County officials are skittish about scheduling a sales tax election to fund such improvements, partly because a 1-cent measure they had strongly supported suffered a crushing defeat in 1984, and opposition is expected again from some slow-growth advocates or members of some business groups such as the Motor Car Dealers Assn.

"So far we haven't lost anyone," said commission Executive Director Stanley T. Oftelie, referring to dozens of meetings held so far with potential critics.

Oftelie said that even environmental groups, including Laguna Greenbelt Inc., have not bolted, even though some officials expected them to.

However, Elizabeth Brown, president of Laguna Greenbelt, was lukewarm at best in her remarks Monday to the Transportation Commission. Brown said that while her group and others want to continue working with the commission, she she hopes the 20-year plan would be part of an election package that would include a bond measure to finance more than $225 million worth of open-space purchases. She reminded commission members that in part, the commission is modeling its sales tax effort on a successful campaign waged in Contra Costa County last November that was tied to an open-space purchase plan.

Commission Chairman Thomas F. Riley urged Brown to meet with Oftelie and the commission staff about open space, but Oftelie said after the session that he feels "uncomfortable" because he and the commission have no expertise on the issue.

Sharon Heath of the Laguna Canyon Conservancy said Monday, "It's complete insanity not to include purchase of open space" in the county's plan. The Conservancy has tried to raise money to buy the Irvine Co.'s land holdings in Laguna Canyon in order to prevent further development there. But company Chairman Donald Bren has said the land--targeted for a large residential development known as Laguna Laurel--is not for sale.

Last week, in anticipation of Monday's release of the 20-year plan, Building Industry Assn. Executive Director John Erskine said he was pleased with the effort, including the element requiring cities to adopt strict growth management policies. Erskine is also a Huntington Beach councilman and former mayor.

"There are those in our industry will say no to everything," Erskine said, "but most of our membership will support this effort because we know that unmanaged growth would be disastrous for Orange County.

PLAN HIGHLIGHTS The $11.6-billion, 20-year plan unveiled Monday by the Orange County Transportation Commission would be funded both by existing revenues and a proposed half-cent countywide sales tax. Orange County is the only urban county in the state without such a tax to help fund transportation improvements. The plan would include:

$550 million for finishing the widening of the Santa Ana Freeway.

$400 million to add 2 car-pool lanes to portions of the Riverside Freeway.

$590 million for signal coordination, so-called "super street" conversions, elimination of bottlenecks.

$450 million, on a matching basis, for planning and construction of local rail extensions that would link cities to the main rail system.

$310 million for road maintenance throughout the county and its cities.

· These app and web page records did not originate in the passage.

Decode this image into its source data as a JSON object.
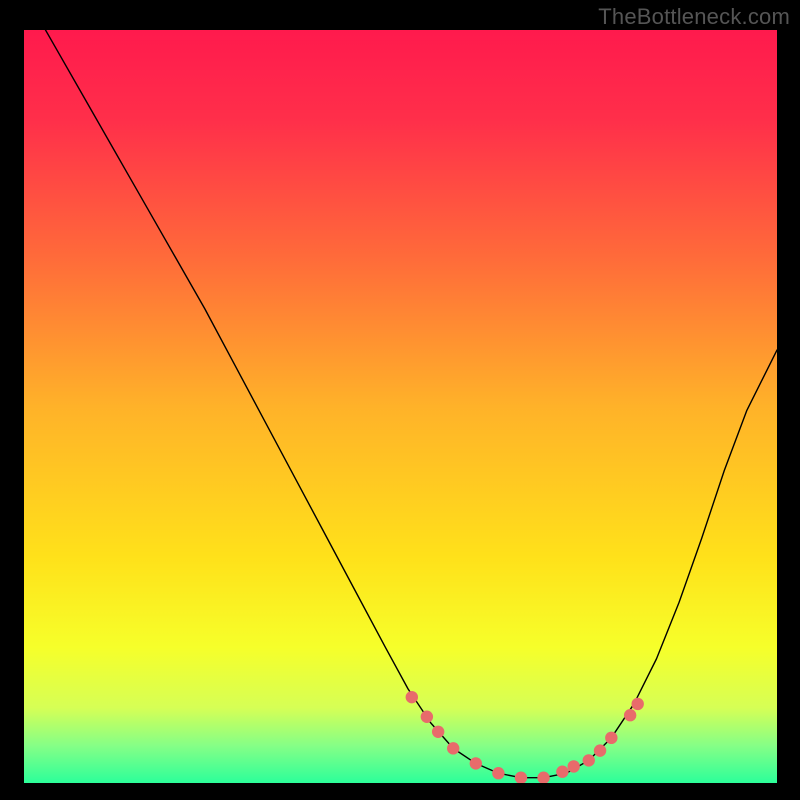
{
  "watermark": "TheBottleneck.com",
  "chart_data": {
    "type": "line",
    "title": "",
    "xlabel": "",
    "ylabel": "",
    "xlim": [
      0,
      100
    ],
    "ylim": [
      0,
      100
    ],
    "grid": false,
    "legend": false,
    "background": {
      "gradient_stops": [
        {
          "pos": 0.0,
          "color": "#ff1a4d"
        },
        {
          "pos": 0.12,
          "color": "#ff2f4a"
        },
        {
          "pos": 0.3,
          "color": "#ff6a3a"
        },
        {
          "pos": 0.5,
          "color": "#ffb229"
        },
        {
          "pos": 0.7,
          "color": "#ffe11a"
        },
        {
          "pos": 0.82,
          "color": "#f6ff2a"
        },
        {
          "pos": 0.9,
          "color": "#d6ff55"
        },
        {
          "pos": 0.95,
          "color": "#86ff86"
        },
        {
          "pos": 1.0,
          "color": "#2cff9a"
        }
      ]
    },
    "series": [
      {
        "name": "bottleneck-curve",
        "type": "line",
        "color": "#000000",
        "width": 1.4,
        "x": [
          0,
          4,
          8,
          12,
          16,
          20,
          24,
          28,
          32,
          36,
          40,
          44,
          48,
          51,
          54,
          57,
          60,
          63,
          66,
          69,
          72,
          75,
          78,
          81,
          84,
          87,
          90,
          93,
          96,
          100
        ],
        "y": [
          105,
          98,
          91,
          84,
          77,
          70,
          63,
          55.5,
          48,
          40.5,
          33,
          25.5,
          18,
          12.5,
          8,
          4.6,
          2.6,
          1.3,
          0.7,
          0.7,
          1.3,
          3.0,
          6.0,
          10.5,
          16.5,
          24.0,
          32.5,
          41.5,
          49.5,
          57.5
        ]
      },
      {
        "name": "markers",
        "type": "scatter",
        "color": "#e86b6b",
        "radius": 6.2,
        "x": [
          51.5,
          53.5,
          55.0,
          57.0,
          60.0,
          63.0,
          66.0,
          69.0,
          71.5,
          73.0,
          75.0,
          76.5,
          78.0,
          80.5,
          81.5
        ],
        "y": [
          11.4,
          8.8,
          6.8,
          4.6,
          2.6,
          1.3,
          0.7,
          0.7,
          1.5,
          2.2,
          3.0,
          4.3,
          6.0,
          9.0,
          10.5
        ]
      }
    ]
  }
}
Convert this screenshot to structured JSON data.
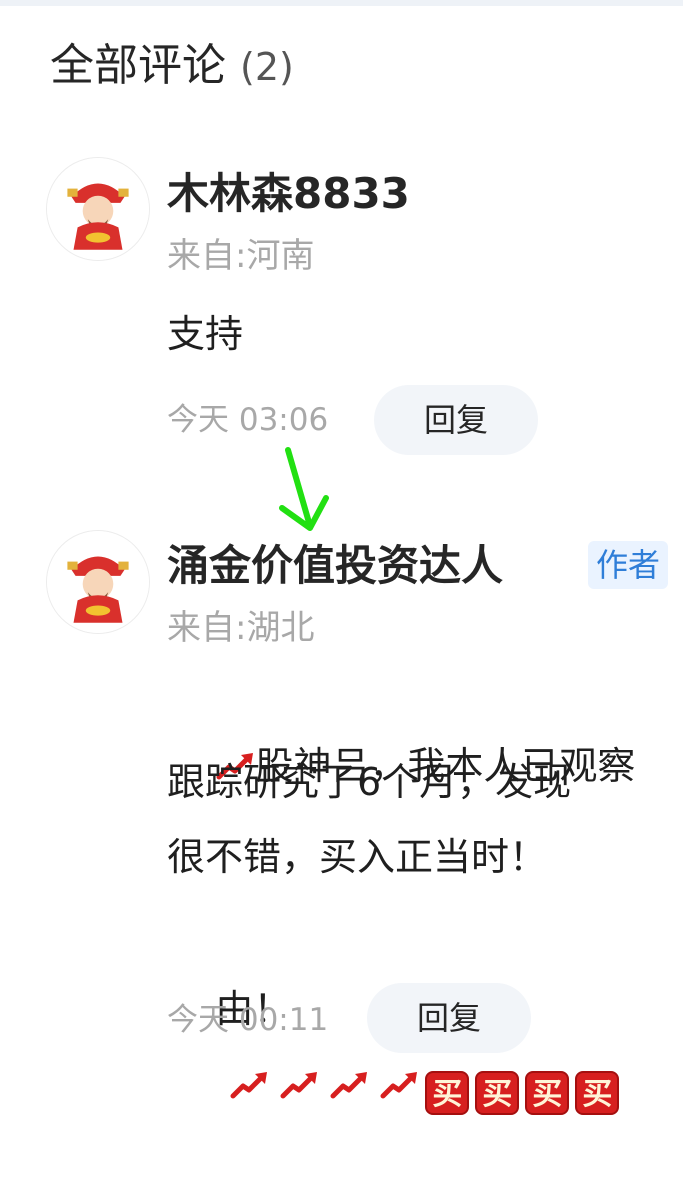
{
  "header": {
    "title": "全部评论",
    "count": "(2)"
  },
  "comments": [
    {
      "author": "木林森8833",
      "location": "来自:河南",
      "text_lines": [
        "支持"
      ],
      "time": "今天 03:06",
      "reply_label": "回复"
    },
    {
      "author": "涌金价值投资达人",
      "badge": "作者",
      "location": "来自:湖北",
      "text_lines": [
        "股神吕，我本人已观察",
        "跟踪研究了6个月，发现",
        "很不错，买入正当时！",
        "由！"
      ],
      "sticker_text": "买",
      "time": "今天 00:11",
      "reply_label": "回复"
    }
  ],
  "colors": {
    "accent_blue": "#2f7ed8",
    "arrow_green": "#22e012",
    "sticker_red": "#d71f1f"
  },
  "icons": [
    "caishen-avatar-icon",
    "trend-up-icon",
    "buy-sticker-icon",
    "arrow-down-annotation"
  ]
}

$200 million to add 2 general-purpose lanes to the Costa Mesa Freeway between the Riverside Freeway and the Santa Ana Freeway, with improvements to interchanges.

$170 million for new train service between Riverside and Irvine and Los Angeles and Orange County stops.

$160 million for freeway widening land purchases to prevent cost escalation and purchase of a portion of the Los Angeles to San Diego railroad corridor south from Fullerton to the San Diego County line.

$80 million for 2 new car-pool lanes on the Santa Ana Freeway between Irvine and San Clemente.

$55 million to reconstruct bypass and feeder lanes along the Santa Ana Freeway at the junction of the San Diego Freeway (the "El Toro Y").

$50 million for a direct freeway-to-freeway transitway connector for buses, vans and car-pools at the interchange of the Costa Mesa and San Diego freeways.

$40 million for 2 car-pool lanes on the Orange Freeway between the Santa Ana Freeway and Lambert Road.


Projected costs: $6.9

Projected revenues: $3.1


Projected costs: $4.5

Projected revenues: $2.8


Projected costs: $5.2

Projected revenues: $2.6

Copyright © 2019, Los Angeles Times
EDITION: California | U.S. & World